TASK INSTRUCTIONS
Go through the listing beneath this task and return every line that carries the string "chevron".

INPUT MATERIAL
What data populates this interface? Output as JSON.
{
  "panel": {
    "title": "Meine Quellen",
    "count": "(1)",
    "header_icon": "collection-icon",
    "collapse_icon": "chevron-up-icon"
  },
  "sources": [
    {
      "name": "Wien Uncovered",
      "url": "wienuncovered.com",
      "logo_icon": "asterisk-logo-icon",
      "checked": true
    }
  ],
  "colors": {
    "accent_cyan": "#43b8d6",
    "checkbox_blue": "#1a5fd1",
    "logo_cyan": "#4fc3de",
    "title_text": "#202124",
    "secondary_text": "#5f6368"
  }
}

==

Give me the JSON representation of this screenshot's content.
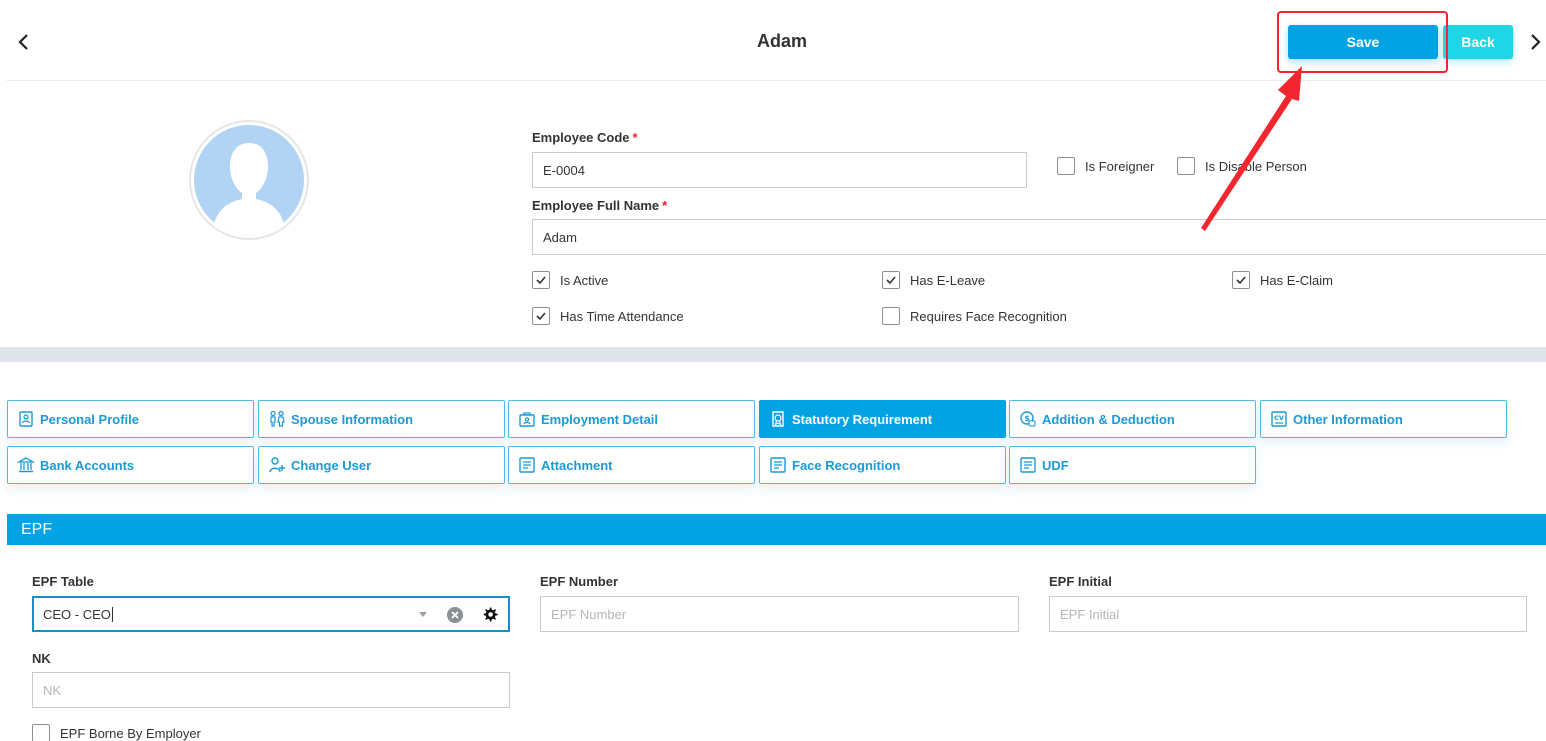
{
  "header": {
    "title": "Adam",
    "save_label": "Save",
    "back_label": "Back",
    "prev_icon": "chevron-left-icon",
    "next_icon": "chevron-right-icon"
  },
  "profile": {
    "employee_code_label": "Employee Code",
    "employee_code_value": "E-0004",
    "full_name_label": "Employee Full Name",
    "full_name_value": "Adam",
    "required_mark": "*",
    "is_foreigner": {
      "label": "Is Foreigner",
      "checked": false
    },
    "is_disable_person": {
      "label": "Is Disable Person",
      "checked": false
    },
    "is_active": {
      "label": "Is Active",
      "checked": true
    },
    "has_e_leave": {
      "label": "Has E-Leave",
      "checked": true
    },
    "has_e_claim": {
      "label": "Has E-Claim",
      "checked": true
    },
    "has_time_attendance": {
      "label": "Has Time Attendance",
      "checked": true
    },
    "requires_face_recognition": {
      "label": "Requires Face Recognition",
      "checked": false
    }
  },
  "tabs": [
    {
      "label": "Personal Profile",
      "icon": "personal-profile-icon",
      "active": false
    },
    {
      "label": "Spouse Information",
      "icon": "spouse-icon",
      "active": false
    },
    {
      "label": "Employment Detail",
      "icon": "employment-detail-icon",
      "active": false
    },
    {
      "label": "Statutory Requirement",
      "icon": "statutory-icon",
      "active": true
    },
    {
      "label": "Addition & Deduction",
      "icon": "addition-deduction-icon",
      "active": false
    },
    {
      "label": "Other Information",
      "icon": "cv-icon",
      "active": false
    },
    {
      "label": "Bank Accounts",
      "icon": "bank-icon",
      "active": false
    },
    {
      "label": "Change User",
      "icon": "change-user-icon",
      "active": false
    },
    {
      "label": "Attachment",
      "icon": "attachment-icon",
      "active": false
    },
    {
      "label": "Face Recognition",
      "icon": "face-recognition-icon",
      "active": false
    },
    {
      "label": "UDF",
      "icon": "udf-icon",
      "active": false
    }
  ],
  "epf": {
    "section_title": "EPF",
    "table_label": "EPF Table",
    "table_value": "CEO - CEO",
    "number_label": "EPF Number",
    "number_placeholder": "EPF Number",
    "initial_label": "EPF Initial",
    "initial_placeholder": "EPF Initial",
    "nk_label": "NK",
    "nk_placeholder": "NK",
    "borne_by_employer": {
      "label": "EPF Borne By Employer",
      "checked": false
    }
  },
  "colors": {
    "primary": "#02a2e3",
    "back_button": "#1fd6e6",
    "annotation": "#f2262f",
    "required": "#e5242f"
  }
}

EXERCISE ANSWER
    "collapse_icon": "chevron-up-icon"
    "prev_icon": "chevron-left-icon",
    "next_icon": "chevron-right-icon"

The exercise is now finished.